Many animals sing to communicate. But among mammals, rhythmic songs are left to humans—or so we thought. Scientists recently discovered that indris, also called singing lemurs, use rhythms in their songs too!

Indris prefer rhythms where all the notes are the same length or where one note is twice as long as another in a 1:2 note-length ratio. This second rhythm sounds like the “stomp-stomp-clap” of the song “We Will Rock You” by Queen.
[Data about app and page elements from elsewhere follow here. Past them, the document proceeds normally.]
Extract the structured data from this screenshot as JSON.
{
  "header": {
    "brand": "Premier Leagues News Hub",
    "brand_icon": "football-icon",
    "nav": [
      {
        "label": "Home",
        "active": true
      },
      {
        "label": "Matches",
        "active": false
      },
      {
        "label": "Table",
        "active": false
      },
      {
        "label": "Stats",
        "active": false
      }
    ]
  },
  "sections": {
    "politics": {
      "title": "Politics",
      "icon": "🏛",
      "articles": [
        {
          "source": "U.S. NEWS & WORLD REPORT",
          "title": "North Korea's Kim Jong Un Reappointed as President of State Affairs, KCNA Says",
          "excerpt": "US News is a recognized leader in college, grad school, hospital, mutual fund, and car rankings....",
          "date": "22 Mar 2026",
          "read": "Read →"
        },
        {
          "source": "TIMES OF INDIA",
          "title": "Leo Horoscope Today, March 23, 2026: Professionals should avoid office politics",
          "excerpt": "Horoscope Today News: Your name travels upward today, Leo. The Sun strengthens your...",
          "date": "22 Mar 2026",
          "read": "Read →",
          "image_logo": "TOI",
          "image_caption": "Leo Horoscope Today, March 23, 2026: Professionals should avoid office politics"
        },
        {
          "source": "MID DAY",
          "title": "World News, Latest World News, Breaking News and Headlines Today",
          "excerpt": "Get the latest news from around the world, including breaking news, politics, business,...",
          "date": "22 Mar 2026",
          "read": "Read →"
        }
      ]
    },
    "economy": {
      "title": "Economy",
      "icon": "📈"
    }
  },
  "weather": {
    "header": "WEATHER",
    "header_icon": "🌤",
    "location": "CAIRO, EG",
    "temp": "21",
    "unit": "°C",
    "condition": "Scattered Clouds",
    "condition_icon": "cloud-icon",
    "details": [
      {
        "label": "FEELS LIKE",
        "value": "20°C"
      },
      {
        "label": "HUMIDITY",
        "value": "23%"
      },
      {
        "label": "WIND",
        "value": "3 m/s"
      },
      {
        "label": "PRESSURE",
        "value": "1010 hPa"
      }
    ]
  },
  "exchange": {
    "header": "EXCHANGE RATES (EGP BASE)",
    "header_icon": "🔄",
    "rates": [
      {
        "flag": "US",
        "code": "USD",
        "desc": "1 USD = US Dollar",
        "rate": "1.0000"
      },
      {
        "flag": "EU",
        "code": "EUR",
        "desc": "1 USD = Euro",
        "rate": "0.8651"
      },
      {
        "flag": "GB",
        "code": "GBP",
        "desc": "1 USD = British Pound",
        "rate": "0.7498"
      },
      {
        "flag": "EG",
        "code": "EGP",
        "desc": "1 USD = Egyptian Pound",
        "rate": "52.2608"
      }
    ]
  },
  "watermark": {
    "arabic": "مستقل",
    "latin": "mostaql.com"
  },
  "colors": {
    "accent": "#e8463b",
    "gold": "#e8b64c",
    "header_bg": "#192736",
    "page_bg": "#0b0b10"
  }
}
Valeria Torti, one of the scientists who made this musical discovery, is excited by what we can learn from animals that make musical rhythms. “By looking for musical features in other species, we could build an ‘evolutionary tree’ of musical traits and understand how rhythm evolved in humans,” she says.